Though Hewitt, when healthy, is the team’s starter, he is known more for his pass-catching abilities than his run-blocking. The versatile fifth-year senior lines up at fullback, tight end and even receiver, and he is the primary beneficiary of Stanford’s now-infamous Spider Y Banana plays.
But don’t be mistaken; Hewitt’s run-blocking is no liability. Head coach David Shaw called him “a different caliber athlete” on Wednesday, and Pritchard noted Hewitt’s familiarity with the coaching staff as another added bonus.
“Being here the longest, he’s the guy that’s built a tremendous amount of trust with the offensive staff,” Pritchard said. “There’s nothing we feel like he’s not able to do.”
Even though Pritchard claimed that Ward and Skov aren’t far behind, whether they can fill in for Hewitt seamlessly is another question. Without Hewitt, Stanford averaged just 3.7 yards per carry in its first two games of 2012. Though those struggles had a lot to do with the Cardinal’s reshuffled offensive line, Hewitt’s veteran presence was sorely missed as well.
Last season, however, Ward and Skov played in all 14 games, so Shaw said the coaches can afford to hold him out if it is necessitated by injury.
Three fullbacks should be more than enough for the time being, but there’s always a last resort for the Cardinal coaching staff: converting another player to the position. After all, Hewitt began his Stanford career at tight end before switching to fullback in 2010, filling in for two-way stud Owen Marecic when he used the spring session to focus on defense.
So which current Cardinal player has potential as a future fullback?
“There’s a guy on the D-line, I’ve kind of been in his ear a little bit about playing fullback. His name’s Alex Yazdi,” Ward said. “His nickname on the team is ‘The Iranian Meatball’…once he gets a head of steam, he’s hard to stop.”
“I was trying to get Ed [Reynolds] to come play fullback,” Pritchard mused as the star safety walked by.
“There’s a lot of guys who could do it,” Ward concluded, “but we have pretty good depth right now, especially with three. As you mentioned, that’s unheard of in college football.”
Contact Joseph Beyda at jbeyda “at” stanford.edu.
Previous installments in our 2013 football season preview:

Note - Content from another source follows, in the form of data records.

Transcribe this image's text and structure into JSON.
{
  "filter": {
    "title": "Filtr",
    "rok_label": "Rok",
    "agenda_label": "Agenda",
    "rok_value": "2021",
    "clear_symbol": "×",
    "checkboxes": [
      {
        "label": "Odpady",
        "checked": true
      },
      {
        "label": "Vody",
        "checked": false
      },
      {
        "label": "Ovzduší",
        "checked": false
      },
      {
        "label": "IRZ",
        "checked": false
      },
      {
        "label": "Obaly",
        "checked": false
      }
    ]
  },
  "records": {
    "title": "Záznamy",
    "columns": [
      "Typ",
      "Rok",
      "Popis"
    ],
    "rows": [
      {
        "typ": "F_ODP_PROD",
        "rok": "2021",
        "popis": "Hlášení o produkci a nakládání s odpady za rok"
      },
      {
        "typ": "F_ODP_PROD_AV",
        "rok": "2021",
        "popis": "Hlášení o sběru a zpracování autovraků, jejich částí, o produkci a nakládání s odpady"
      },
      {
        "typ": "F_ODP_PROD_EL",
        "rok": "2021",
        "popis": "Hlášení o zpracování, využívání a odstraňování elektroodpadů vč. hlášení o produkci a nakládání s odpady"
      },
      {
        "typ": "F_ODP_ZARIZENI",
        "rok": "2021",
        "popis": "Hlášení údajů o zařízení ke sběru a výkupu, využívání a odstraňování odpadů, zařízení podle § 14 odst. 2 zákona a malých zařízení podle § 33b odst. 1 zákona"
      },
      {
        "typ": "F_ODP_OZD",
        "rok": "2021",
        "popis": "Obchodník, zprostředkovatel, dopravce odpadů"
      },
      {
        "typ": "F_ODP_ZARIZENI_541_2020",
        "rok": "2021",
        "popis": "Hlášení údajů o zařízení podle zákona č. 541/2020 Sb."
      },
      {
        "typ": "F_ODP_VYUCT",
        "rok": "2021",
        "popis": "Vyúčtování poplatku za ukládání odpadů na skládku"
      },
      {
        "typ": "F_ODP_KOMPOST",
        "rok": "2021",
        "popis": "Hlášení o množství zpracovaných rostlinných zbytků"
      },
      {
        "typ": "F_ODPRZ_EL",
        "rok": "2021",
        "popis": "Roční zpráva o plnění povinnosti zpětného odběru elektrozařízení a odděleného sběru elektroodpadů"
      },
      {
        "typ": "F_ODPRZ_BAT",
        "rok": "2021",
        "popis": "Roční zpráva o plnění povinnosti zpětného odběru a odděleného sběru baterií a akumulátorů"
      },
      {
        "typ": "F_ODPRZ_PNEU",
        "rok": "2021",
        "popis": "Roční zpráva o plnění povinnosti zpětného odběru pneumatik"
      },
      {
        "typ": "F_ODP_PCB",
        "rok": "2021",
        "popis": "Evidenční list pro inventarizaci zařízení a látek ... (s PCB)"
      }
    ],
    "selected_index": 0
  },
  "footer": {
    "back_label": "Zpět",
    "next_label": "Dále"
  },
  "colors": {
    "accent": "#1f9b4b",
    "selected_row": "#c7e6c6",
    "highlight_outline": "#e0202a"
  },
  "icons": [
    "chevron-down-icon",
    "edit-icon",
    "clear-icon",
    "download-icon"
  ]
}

Did you know that Hewitt was converted to the fullback position in large part because he was the team’s shortest tight end? Read about his painful first spring as a fullback in “Rags to Roses,” available in the Amazon Kindle store now! Stanford Daily football beat writers Joseph Beyda, George Chen and Sam Fisher interviewed 30 current and former players and coaches to bring you the story of the Cardinal’s resurgence from 2006 to 2012. You can also check out the free excerpts here.